One of the most effective methods of preventing the spread of communicable diseases in preschool and daycare is the simple act of hand washing. The last thing that excitable little ones have on their minds, though, is good hygiene. That’s where parents and caregivers must step in, teaching preschool-age children the ins and outs of keeping themselves clean. From preventing tooth decay to ensuring she doesn’t smell unpleasant, these are a few of the things that your child needs to know and some hints for passing those skills along.
Model Good Hygiene
More than anything else, making sure that you’re always modeling good hygiene in front of your kids will help them to gain the habits you’re hoping to instill. At such a young age, your kids are looking to the adults in their lives that they love and admire for an example. Your child will take her cues from the behavior she observes in you, so make sure that you make a point of washing your hands at the appropriate times, brushing your teeth where they can see you and maintaining proper bodily hygiene.
Establish a Routine
A strong and reliable routine of hand washing after trips to the restroom, before meals and other such events won’t help your child remember to wash her hands after an unscheduled messy event, but it can instill a strong habit of doing so when it matters most. If she knows that brushing her teeth is something that happens at the same time every day, she’s less likely to fight it than if the task is sprung on her when she’s otherwise occupied. Make sure that bath time, brushing teeth and hand washing after restroom breaks and before meals are all a part of your child’s ingrained routine.
Make it Fun
Invest in plaque-disclosing mouthwash that will turn your child’s teeth bright green or pink when there’s still plaque present.
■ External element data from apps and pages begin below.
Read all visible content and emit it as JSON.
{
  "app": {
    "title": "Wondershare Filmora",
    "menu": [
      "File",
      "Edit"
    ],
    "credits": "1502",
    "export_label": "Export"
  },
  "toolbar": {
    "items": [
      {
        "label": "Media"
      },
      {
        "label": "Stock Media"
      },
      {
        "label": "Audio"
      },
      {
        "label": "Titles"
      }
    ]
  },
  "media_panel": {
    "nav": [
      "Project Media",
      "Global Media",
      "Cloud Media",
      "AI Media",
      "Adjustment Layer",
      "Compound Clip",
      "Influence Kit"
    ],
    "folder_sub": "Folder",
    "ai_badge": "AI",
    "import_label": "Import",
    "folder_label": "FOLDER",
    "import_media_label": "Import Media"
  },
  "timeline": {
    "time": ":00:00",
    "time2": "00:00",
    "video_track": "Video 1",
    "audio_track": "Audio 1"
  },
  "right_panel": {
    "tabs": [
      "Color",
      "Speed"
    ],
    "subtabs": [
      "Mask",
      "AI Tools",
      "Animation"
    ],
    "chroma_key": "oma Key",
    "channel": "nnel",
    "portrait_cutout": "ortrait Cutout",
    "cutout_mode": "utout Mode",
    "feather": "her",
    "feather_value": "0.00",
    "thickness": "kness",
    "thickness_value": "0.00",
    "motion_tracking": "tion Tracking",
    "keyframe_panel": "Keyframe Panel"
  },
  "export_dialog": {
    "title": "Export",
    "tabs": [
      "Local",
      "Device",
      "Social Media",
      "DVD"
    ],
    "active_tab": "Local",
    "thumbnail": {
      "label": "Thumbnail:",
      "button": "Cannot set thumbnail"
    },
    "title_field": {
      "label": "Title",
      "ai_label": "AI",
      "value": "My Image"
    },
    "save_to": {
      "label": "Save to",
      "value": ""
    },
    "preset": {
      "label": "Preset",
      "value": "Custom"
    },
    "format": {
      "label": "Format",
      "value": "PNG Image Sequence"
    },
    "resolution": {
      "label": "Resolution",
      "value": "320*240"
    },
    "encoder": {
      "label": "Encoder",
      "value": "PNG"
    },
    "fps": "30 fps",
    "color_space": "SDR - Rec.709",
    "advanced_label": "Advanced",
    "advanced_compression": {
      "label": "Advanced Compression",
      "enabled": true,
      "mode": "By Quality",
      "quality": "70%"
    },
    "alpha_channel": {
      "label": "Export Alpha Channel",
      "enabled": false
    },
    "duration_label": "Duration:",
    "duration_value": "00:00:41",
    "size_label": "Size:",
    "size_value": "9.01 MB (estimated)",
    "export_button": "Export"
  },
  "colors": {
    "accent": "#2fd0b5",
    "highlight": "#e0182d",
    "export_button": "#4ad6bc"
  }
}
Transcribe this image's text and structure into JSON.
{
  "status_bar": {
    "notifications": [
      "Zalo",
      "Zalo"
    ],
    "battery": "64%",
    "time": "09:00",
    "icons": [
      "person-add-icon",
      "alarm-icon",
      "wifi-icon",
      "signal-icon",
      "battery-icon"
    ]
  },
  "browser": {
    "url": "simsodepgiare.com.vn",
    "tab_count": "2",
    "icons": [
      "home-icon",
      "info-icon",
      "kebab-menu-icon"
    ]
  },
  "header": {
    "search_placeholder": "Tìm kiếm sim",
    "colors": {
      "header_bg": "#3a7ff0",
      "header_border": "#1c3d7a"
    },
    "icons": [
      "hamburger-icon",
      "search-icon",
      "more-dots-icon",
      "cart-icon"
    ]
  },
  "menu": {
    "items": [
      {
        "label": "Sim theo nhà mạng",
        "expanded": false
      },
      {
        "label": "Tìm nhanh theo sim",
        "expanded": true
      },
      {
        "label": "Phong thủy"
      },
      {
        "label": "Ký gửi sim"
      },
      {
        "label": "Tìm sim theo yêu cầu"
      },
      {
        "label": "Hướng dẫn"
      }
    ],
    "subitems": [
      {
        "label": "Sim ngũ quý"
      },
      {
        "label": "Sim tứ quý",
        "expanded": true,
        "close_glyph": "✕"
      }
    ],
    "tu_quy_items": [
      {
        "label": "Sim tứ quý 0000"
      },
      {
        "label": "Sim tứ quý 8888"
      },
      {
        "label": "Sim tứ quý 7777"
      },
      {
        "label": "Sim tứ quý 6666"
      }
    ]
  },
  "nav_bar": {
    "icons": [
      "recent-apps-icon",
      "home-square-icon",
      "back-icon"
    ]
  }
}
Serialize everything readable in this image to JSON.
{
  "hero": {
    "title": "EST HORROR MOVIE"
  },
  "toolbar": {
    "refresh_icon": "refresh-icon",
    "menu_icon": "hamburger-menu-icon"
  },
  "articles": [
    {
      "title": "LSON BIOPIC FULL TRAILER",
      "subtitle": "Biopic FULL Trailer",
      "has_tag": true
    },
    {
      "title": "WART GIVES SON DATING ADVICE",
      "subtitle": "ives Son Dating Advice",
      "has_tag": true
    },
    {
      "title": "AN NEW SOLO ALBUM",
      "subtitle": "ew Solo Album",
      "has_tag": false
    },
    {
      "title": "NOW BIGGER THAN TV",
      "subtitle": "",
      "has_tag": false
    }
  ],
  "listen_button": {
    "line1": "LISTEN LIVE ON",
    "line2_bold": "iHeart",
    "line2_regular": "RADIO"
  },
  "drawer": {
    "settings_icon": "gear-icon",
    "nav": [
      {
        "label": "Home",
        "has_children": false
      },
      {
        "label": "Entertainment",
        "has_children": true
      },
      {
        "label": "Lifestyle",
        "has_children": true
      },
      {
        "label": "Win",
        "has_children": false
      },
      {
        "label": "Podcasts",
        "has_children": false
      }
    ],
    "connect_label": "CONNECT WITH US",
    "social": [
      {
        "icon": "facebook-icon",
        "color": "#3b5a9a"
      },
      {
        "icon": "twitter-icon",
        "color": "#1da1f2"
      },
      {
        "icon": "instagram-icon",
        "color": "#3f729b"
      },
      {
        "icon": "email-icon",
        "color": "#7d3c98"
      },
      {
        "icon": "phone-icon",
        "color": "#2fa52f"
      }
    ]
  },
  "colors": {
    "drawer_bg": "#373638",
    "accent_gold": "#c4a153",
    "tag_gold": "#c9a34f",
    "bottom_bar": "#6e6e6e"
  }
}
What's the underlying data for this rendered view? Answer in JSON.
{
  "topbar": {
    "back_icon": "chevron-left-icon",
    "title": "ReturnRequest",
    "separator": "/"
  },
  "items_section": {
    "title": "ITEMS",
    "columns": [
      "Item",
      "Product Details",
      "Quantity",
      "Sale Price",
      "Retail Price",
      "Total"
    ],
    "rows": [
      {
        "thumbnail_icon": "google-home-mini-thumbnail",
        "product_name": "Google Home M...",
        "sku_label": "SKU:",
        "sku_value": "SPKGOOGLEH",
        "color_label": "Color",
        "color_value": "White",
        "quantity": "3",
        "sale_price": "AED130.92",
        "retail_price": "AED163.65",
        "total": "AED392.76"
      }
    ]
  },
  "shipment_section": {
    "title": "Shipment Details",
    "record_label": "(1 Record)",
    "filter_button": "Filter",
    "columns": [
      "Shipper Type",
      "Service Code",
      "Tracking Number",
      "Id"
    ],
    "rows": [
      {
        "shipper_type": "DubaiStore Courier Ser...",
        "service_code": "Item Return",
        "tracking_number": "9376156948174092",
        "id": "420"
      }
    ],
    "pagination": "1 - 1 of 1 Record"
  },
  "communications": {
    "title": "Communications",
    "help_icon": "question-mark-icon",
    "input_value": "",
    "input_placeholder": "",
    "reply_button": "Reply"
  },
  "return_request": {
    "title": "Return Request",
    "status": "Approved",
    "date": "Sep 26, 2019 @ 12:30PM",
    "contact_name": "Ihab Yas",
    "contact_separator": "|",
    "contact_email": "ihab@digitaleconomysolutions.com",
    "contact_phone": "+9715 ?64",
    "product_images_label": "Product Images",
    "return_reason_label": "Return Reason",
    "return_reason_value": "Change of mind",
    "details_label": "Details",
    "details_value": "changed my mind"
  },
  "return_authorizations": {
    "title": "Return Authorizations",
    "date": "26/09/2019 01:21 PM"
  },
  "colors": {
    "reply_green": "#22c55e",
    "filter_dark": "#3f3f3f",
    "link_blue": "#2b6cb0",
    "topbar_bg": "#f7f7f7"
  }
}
Pretend to examine her hands with a magnifying glass during a game of Germ Detective to encourage thorough and regular hand washing. Encourage her to choose her own toothbrush, soap dispenser or bubble bath to make the task more appealing. Kids learn best when they’re engaged and absorbed, so look for ways to make the process more entertaining. Remember the days of airplane sounds during feeding times, and draw from that experience for inspiration regarding the best ways of teaching new habits.
Make it Musical
Thorough hand washing requires at least 20 seconds of soap-and-scrubbing time for full effectiveness. That’s about as long as it takes a child to sing a single verse of the Alphabet song. Find music that your child can listen to while he brushes his teeth, with the understanding that he’s not finished until the song is over. Write your own songs about bath time and getting clean. During these years, your child is almost certainly fascinated by music. Why not use that fixation to your advantage and help her to form the basis of the hygienic habits that will follow her into adulthood by setting the whole thing to a fun soundtrack?
Hit the Bookstore
There are few milestones in your child’s life that won’t be covered by at least one specialty children’s book. From the first day of school to potty training and the importance of religious tolerance, there are scads of brightly-illustrated lessons on your local bookstore’s shelves. When the time comes to really work with kids on the importance of hygiene, look for some children’s books on the subject that strike her fancy. Bring her into the story and help her see that keeping clean is important for a variety of reasons. When she sees her new favorite characters going through these all-important motions, she may be tempted to emulate that heroine.
Lessons in good hygiene are an ongoing process, rather than a one-time experience. Your little one may need reminders about the best times to wash her hands and how to handle a toothbrush for quite some time, but laying the foundation from an early age will help her to embrace good hygiene as she gets older.